(This story was updated at 10 am CST)
It is official – India has renewed the fumigation waver that will allow Canada-India trade in pulses to proceed.
India extended the fumigation waiver until June 30, 2017.
The June 30 deadline will be based on the bill of lading date, said a news release from Pulse Canada.
The extension resolves for a few months a disagreement that threatened $1.1 billion in annual trade.
Sources in India said the exemption applies to all countries and crops, but Canada, as the biggest pulse exporter, was affected most. The Indian government could not be immediately reached for confirmation, Reuters reported.
Since 2004 India has allowed Canadian exporters an exemption to an import regulation that required crops to be fumigated with methyl bromide at the point of export. The exemption allowed the exporter to arrange to the fumigation done in India.
The fumigation was required to control stem and bulb nematodes.
Fumigation with methyl bromide does not work well in Canada’s cold climate. Also Canada is phasing out the use of the chemical because it harms the ozone layer in the atmosphere.
The end of the current exemption was March 31, 2017 and would have interfered with shipping the 2016 harvested crop of peas and lentils.
Canadian government ministers of agriculture and trade, Lawrence MacAulay and Fançois-Philippe Champagne, traveled to Delhi earlier in March to meet with Indian officials, discussing the fumigation requirement.
In a statement March 30 the federal officials say they will continue to work with their Indian counterparts to find a longer-term solution to the fumigation issue.
Last year pulse exports to India were worth about $1.1 billion, and took up 28 percent of Canada’s pulse exports.
Lee Moats, chair of the Pulse Canada Board, thanked the federal government and Agriculture Minister Lawrence MacAulay.
“I was part of Minister MacAulay’s mission to India in early March and know that the minister, High Commissioner and high level staff have made the long-term resolution of Canadian pulse access to India a top priority,” Moats said in the release.

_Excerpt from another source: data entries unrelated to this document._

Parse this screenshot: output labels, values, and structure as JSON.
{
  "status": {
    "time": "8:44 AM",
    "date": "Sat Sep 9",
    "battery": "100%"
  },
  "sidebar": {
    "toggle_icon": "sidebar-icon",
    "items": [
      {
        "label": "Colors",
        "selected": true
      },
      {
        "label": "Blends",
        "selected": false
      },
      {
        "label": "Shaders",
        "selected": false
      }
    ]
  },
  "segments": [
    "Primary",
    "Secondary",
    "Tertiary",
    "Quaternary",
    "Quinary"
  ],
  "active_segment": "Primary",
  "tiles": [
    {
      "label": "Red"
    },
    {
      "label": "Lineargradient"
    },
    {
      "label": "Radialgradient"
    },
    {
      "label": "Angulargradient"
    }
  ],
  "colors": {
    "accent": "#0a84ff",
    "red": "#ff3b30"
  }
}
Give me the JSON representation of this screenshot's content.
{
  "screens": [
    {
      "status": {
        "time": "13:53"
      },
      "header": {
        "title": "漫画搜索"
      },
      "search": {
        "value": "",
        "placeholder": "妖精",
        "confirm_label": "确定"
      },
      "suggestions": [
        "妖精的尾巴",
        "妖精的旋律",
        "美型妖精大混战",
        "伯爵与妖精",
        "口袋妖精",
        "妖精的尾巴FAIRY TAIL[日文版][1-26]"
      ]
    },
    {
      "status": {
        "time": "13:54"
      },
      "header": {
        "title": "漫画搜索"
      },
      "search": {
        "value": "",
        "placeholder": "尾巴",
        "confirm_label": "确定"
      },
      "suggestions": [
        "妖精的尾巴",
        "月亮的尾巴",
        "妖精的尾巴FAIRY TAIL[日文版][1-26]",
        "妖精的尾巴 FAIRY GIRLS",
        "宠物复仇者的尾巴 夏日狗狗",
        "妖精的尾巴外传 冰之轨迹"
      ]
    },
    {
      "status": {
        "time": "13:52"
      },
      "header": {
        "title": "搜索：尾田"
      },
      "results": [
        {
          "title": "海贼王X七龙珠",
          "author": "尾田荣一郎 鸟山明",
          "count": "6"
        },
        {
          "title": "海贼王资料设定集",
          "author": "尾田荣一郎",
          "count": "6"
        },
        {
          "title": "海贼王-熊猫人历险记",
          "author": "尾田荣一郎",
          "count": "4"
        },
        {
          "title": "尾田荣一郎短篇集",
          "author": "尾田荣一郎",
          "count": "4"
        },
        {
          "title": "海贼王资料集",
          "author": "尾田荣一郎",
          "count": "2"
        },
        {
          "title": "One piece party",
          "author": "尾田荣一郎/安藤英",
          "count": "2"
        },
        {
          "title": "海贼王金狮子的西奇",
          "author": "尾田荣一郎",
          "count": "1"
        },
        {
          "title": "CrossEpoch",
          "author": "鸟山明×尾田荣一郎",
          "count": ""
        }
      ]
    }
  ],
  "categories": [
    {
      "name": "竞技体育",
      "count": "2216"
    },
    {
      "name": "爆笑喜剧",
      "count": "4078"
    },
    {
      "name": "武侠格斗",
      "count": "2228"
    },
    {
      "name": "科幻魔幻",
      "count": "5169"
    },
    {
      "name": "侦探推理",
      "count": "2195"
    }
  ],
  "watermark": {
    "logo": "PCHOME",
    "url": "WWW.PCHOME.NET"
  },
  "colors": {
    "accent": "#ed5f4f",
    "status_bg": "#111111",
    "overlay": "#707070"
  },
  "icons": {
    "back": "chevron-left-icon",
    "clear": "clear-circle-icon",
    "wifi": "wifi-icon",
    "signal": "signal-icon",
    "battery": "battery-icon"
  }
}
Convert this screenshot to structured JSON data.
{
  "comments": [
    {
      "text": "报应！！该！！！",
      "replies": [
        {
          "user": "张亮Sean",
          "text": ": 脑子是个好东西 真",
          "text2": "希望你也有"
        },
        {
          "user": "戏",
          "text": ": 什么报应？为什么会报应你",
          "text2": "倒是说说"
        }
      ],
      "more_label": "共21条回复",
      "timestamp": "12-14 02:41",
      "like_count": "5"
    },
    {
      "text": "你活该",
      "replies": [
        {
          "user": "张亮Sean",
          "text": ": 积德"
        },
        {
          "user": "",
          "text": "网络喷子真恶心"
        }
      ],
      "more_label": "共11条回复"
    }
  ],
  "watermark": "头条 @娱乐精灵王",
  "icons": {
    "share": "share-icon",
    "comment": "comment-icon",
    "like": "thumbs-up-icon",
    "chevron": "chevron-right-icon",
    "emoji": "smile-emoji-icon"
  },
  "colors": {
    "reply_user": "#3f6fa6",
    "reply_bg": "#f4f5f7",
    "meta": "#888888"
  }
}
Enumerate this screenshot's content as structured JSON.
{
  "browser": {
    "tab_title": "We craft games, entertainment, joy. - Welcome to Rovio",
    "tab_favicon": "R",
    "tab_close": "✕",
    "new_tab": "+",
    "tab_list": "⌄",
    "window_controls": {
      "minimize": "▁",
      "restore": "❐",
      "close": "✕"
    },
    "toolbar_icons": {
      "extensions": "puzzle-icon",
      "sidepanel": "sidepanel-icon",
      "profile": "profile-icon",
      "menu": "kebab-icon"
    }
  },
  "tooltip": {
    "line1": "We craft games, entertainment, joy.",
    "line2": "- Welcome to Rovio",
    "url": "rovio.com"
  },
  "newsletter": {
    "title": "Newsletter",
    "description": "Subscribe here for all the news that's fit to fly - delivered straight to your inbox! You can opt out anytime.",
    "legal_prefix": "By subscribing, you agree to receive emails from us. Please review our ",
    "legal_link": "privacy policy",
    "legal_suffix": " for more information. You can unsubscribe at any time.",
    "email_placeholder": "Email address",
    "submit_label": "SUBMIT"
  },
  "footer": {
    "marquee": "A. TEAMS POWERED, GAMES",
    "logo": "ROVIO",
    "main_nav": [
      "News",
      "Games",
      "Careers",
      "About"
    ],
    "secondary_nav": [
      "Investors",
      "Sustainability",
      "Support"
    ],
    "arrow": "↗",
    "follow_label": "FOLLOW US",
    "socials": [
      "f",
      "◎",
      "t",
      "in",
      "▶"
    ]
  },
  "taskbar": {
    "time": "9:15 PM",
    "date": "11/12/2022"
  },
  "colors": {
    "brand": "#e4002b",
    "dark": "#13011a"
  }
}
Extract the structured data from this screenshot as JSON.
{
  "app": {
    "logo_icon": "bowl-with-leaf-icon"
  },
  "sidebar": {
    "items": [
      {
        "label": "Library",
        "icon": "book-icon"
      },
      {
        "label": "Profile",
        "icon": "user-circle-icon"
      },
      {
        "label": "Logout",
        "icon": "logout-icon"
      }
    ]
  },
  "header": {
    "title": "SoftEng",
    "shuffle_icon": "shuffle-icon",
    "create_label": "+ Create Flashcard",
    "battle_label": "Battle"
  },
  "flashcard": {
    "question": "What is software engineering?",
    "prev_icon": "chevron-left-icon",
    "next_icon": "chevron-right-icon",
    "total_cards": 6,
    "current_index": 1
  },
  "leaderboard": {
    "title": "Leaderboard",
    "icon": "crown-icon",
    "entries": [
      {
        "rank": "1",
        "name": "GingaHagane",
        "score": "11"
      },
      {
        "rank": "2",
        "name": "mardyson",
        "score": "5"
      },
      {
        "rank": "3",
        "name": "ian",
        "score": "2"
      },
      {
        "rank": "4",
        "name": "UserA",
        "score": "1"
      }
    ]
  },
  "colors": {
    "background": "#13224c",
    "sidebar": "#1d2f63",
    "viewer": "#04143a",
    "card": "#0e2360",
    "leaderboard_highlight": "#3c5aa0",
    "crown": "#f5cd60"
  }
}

“We will continue to bring the Canadian farmer and Canadian trade perspective to the table and work with the Government of Canada to achieve long-term, predictable access to our largest market.”